· Fight against something and we focus on the thing we hate. Fight for something and we focus on the thing we love.
· Working hard for something we don’t care about is called stress. Working hard for something we love is called passion.
· A star wants to see himself rise to the top. A leader wants to see those around him become stars.
“This book was designed to be given as a gift to someone you want to inspire, or to say thank you to someone who inspires you.”
We will wait and see if this becomes a book that we present at our First Friday Book Synopsis. As of this writing, it is not yet on the New York Times business best-seller list. And, I don’t like books that are based upon fables.
On Friday, I present a synopsis of Laura Vanderkam‘s best seller, “I Know How She Does It: How Successful Women Make the Most of Their Time” (Portfolio, 2015). The book is based upon time diaries of 1001 days, divided into 1/2-hour chunks, from 150 women who make at least $100,000 a year with at least one child under 18 who lives at home,
To register for the synopsis at the Park City Club on March 4 at 7:30 a.m., simply click here.
This week, I finished reading #GIRLBOSS (New York: Portfolio, 2014) by Sophia Amoruso, the founder and CEO of Nasty Gal. It remains a blockbuster business best-seller, with more than two months on all the major lists. Even today, it is # 7 on the Wall Street Journal hardcover business best-seller list, and #37 on the Amazon.com all-book types best-seller list.
I’m not a #, nor a girl, nor a boss, but I wouldn’t want to follow this anyway.

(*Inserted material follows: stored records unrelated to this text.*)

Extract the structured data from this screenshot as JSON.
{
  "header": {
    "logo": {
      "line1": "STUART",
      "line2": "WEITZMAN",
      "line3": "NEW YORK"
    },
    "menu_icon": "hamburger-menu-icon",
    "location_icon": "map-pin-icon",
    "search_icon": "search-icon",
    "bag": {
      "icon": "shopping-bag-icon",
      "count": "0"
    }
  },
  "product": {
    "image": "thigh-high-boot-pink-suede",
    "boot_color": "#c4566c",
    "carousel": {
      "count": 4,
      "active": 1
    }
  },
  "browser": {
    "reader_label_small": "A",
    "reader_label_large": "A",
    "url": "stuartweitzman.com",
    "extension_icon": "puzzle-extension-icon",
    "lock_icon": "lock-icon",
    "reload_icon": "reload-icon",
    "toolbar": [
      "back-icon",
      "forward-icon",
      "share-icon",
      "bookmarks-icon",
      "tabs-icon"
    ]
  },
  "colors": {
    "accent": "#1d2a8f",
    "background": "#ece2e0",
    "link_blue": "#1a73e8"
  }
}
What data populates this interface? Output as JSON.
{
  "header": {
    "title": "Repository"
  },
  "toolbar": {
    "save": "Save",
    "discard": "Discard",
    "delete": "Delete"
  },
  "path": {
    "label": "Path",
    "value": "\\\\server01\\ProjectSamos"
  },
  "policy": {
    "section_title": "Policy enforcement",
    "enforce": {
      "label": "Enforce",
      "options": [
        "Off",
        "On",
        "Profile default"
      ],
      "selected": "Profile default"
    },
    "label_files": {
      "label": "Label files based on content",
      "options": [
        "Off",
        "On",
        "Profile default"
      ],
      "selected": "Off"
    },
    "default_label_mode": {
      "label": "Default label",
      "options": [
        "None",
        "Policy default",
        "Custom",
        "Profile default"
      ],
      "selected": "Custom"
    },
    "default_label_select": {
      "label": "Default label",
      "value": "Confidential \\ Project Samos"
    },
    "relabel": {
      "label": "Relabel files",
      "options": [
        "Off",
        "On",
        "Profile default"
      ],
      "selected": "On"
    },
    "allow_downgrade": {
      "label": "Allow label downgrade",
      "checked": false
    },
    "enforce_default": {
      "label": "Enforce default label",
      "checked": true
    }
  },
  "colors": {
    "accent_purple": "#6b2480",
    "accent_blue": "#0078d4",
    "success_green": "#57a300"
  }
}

I found it to be a tired rags-to-riches story, and the book is unprofessional, laced with vulgarity and profanity, even in chapter titles.
I am unimpressed with a story about someone who bucked authority while young, ate food out of dumpsters, ran away with and from weird boyfriends, refused to take prescription medicine for treatment, shoplifted strategically, among a host of other maladies in her background.
I am glad this all worked out for her, but it is hardly a model I would want anyone else to follow. I assume that by now, people buy this out of curiosity, as she has been the topic of many magazine articles, such as Inc., and Marie Claire, and the darling of numerous internet features and interviews. As a result of this type of coverage, the book has received much publicity.
The book does not offend me. But, I choose to be offended. It’s a free country. People can write what they want, and read what they want, and form their own views as they choose.
But, if this is how you get ahead, I want no part of it. It seems to me there are unique and even radical paths to success that don’t do it this way. Contrast this book with other radical approaches, such as Rules for Renegades. You quickly learn that you can be different without being offensive.
I doubt if I am alone. I perceived an astonished, rather than an appreciative or even understanding audience following its presentation at the First Friday Book Synopsis in Dallas on July 11. When so many people asked me, “how did you select this book,” I got the sense that there was quite a bit of offense, even from an edited presentation.
The winner took the book home, but I would not have been surprised had she left it on our give-away table. And, I understand this post may sell a few more copies. Comments like these always inspire curiosity. But, if you buy it, and read it, ask yourself if this is really how you would like your daughter to be successful? And, would you trade less success in favor of a different path to get there?